Published November 22, 2022
Kathleen E. Bethin, MD, PhD, clinical professor of pediatrics and her research team have been lauded by the Pediatric Diabetes Consortium (PDC) for their contributions to the PIONEER TEENS clinical trial sponsored by the Danish pharmaceutical company Novo Nordisk.
The purpose of the PIONEER TEENS international research study is to test the efficacy of a study drug (semaglutide) versus a placebo on controlling blood sugars in children and adolescents with Type 2 diabetes.
Bethin and her team received a formal thank you from the PDC in the form of a letter from the chair and vice chair of the consortium.
Among the comments in the PDC’s letter to Bethin were: “the contributions and discussion generated by you and your team during our monthly calls has been beneficial to all sites participating on this trial” and “your expertise and commitment to treatment of the pediatric Type 2 diabetes population is evident.”
“We recruited two patients near the study startup and one patient has screened eligible and remained in the study,” says Bethin, who sees patients at UBMD Pediatrics. “The PDC knows that it is a lot of hard work and were congratulating us. It is a great honor that it recognized our work.”
The study’s target is to randomize 132 subjects worldwide. As of Oct. 27, there were 63 sites globally, with 137 subjects having been screened and 66 having been randomized.
For the United States, 38 subjects have been screened and 17 randomized. Buffalo has screened two subjects and one is randomized and still in the study.
Bethin says the population for this trial is incredibly difficult to recruit because it is mostly patients with health disparities that end up with Type 2 diabetes and furthermore teenagers are hard to recruit. The age range for subjects in the PIONEER TEENS trial is 10-to-17.
“It’s a lot on the families too because in the beginning of studies they might have to come in once every two weeks and then it’s once a month and it finally gets more spread out at the end of the trial,” she says.
Trial participants have to keep logbooks — they self-measure their blood sugar levels at home.
“We have to keep reminding them we need this data as part of the study — so please do this, please take your medicine,” Bethin explains.
“We have an excellent team of research associates who really stay on top of reminding subjects that they have an upcoming appointment,” she adds. “They will call them if they have to have fasting blood work. They will call them early in the morning to remind them not to eat, not to take their medicine.”
Bethin says sometimes a subject’s blood sugar will have to be in a certain range for something like a mixed meal tolerance study so the research staff has to call them early in the morning and make sure their blood sugar is in the target range or tell them what to do if it’s not.
“Our team does a great job and it was well deserved that we got this recognition from the PDC,” she says.
The PDC is a multi-center group of leading pediatric diabetes treatment centers in the United States.
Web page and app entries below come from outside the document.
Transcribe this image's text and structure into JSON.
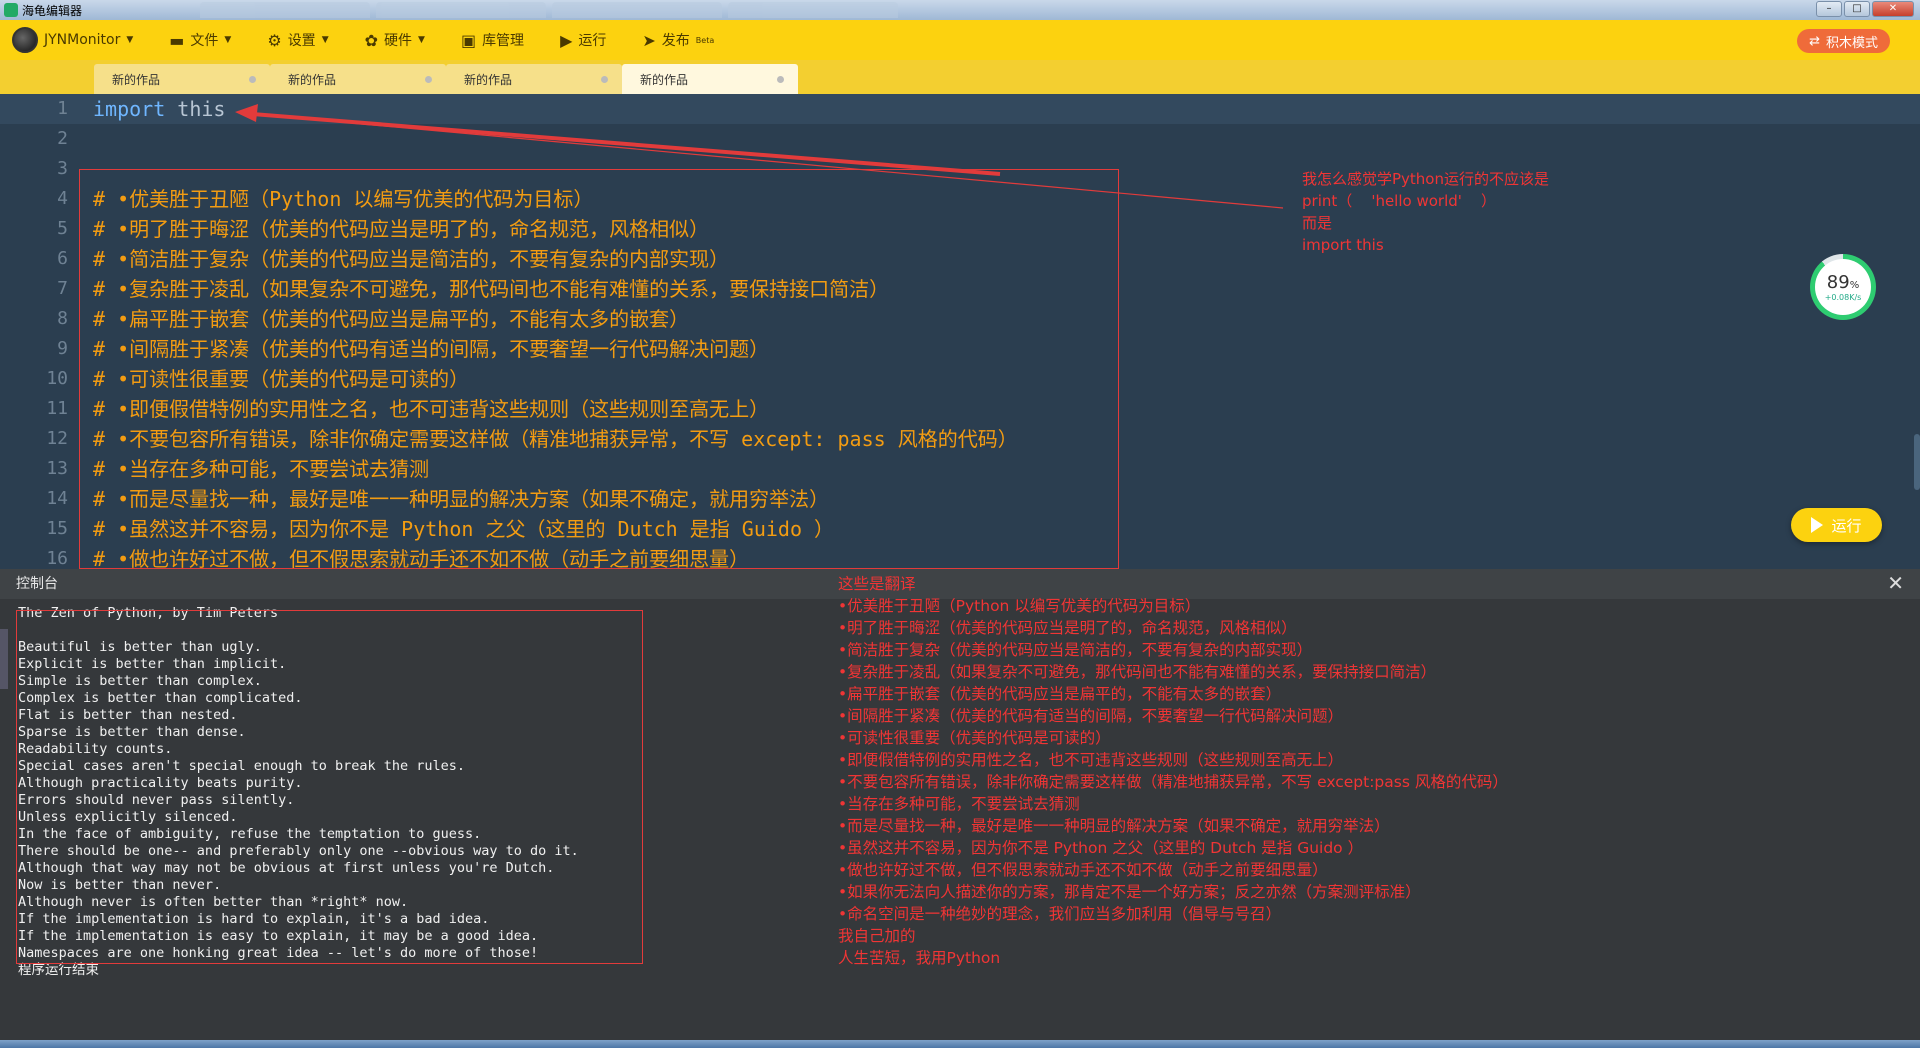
{
  "window": {
    "title": "海龟编辑器"
  },
  "toolbar": {
    "user": "JYNMonitor",
    "file": "文件",
    "settings": "设置",
    "hardware": "硬件",
    "library": "库管理",
    "run": "运行",
    "publish": "发布",
    "publish_beta": "Beta",
    "mode": "积木模式"
  },
  "tabs": [
    "新的作品",
    "新的作品",
    "新的作品",
    "新的作品"
  ],
  "editor": {
    "line_numbers": [
      "1",
      "2",
      "3",
      "4",
      "5",
      "6",
      "7",
      "8",
      "9",
      "10",
      "11",
      "12",
      "13",
      "14",
      "15",
      "16"
    ],
    "line1_kw": "import",
    "line1_id": "this",
    "comments": [
      "# •优美胜于丑陋（Python 以编写优美的代码为目标）",
      "# •明了胜于晦涩（优美的代码应当是明了的，命名规范，风格相似）",
      "# •简洁胜于复杂（优美的代码应当是简洁的，不要有复杂的内部实现）",
      "# •复杂胜于凌乱（如果复杂不可避免，那代码间也不能有难懂的关系，要保持接口简洁）",
      "# •扁平胜于嵌套（优美的代码应当是扁平的，不能有太多的嵌套）",
      "# •间隔胜于紧凑（优美的代码有适当的间隔，不要奢望一行代码解决问题）",
      "# •可读性很重要（优美的代码是可读的）",
      "# •即便假借特例的实用性之名，也不可违背这些规则（这些规则至高无上）",
      "# •不要包容所有错误，除非你确定需要这样做（精准地捕获异常，不写 except: pass 风格的代码）",
      "# •当存在多种可能，不要尝试去猜测",
      "# •而是尽量找一种，最好是唯一一种明显的解决方案（如果不确定，就用穷举法）",
      "# •虽然这并不容易，因为你不是 Python 之父（这里的 Dutch 是指 Guido ）",
      "# •做也许好过不做，但不假思索就动手还不如不做（动手之前要细思量）"
    ],
    "annotation": "我怎么感觉学Python运行的不应该是\nprint（    'hello world'    ）\n而是\nimport this",
    "progress_pct": "89",
    "progress_unit": "%",
    "progress_speed": "+0.08K/s",
    "run_label": "运行"
  },
  "console": {
    "title": "控制台",
    "close": "✕",
    "output": "The Zen of Python, by Tim Peters\n\nBeautiful is better than ugly.\nExplicit is better than implicit.\nSimple is better than complex.\nComplex is better than complicated.\nFlat is better than nested.\nSparse is better than dense.\nReadability counts.\nSpecial cases aren't special enough to break the rules.\nAlthough practicality beats purity.\nErrors should never pass silently.\nUnless explicitly silenced.\nIn the face of ambiguity, refuse the temptation to guess.\nThere should be one-- and preferably only one --obvious way to do it.\nAlthough that way may not be obvious at first unless you're Dutch.\nNow is better than never.\nAlthough never is often better than *right* now.\nIf the implementation is hard to explain, it's a bad idea.\nIf the implementation is easy to explain, it may be a good idea.\nNamespaces are one honking great idea -- let's do more of those!\n程序运行结束",
    "translation": "这些是翻译\n•优美胜于丑陋（Python 以编写优美的代码为目标）\n•明了胜于晦涩（优美的代码应当是明了的，命名规范，风格相似）\n•简洁胜于复杂（优美的代码应当是简洁的，不要有复杂的内部实现）\n•复杂胜于凌乱（如果复杂不可避免，那代码间也不能有难懂的关系，要保持接口简洁）\n•扁平胜于嵌套（优美的代码应当是扁平的，不能有太多的嵌套）\n•间隔胜于紧凑（优美的代码有适当的间隔，不要奢望一行代码解决问题）\n•可读性很重要（优美的代码是可读的）\n•即便假借特例的实用性之名，也不可违背这些规则（这些规则至高无上）\n•不要包容所有错误，除非你确定需要这样做（精准地捕获异常，不写 except:pass 风格的代码）\n•当存在多种可能，不要尝试去猜测\n•而是尽量找一种，最好是唯一一种明显的解决方案（如果不确定，就用穷举法）\n•虽然这并不容易，因为你不是 Python 之父（这里的 Dutch 是指 Guido ）\n•做也许好过不做，但不假思索就动手还不如不做（动手之前要细思量）\n•如果你无法向人描述你的方案，那肯定不是一个好方案；反之亦然（方案测评标准）\n•命名空间是一种绝妙的理念，我们应当多加利用（倡导与号召）\n我自己加的\n人生苦短，我用Python"
  },
  "colors": {
    "toolbar": "#fcd20f",
    "editor_bg": "#2b3e50",
    "comment": "#f39c12",
    "annotation": "#f03535",
    "console_bg": "#35383b"
  }
}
“It is made up of 30 to 40 groups that tend to be the best pediatric diabetes centers from all over the country,” Bethin says. “You have to be invited to join the PDC or be an affiliate. We are an affiliate of the PDC, which is another honor for our team.”
Lucy D. Mastreandrea, MD, PhD, associate professor of pediatrics and chief of its Division of Endocrinology/Diabetes, is a sub-investigator.
Teresa Quattrin, MD, UB Distinguished Professor of pediatrics, is also a sub-investigator.
Other members of Bethin’s research team from the Department of Pediatrics involved in the study are:
Steven E. Lipshultz, MD, the A. Conger Goodyear Professor and Chair of pediatrics, says he is proud of the work of Bethin and Mastrendrea and their research team.
“They are a national line leader, and this is again validated here. It is amazing how many great new therapies and ways to treat childhood diabetes have come from this program,” he says.
Bethin says the people of Buffalo greatly contribute to her successes as a clinical researcher.
“I think it is due to the commitment people have to research here and also probably the climate in Buffalo where people in general tend to be friendly and are willing to do things,” she says. “I think there is an atmosphere of wanting to help other people.”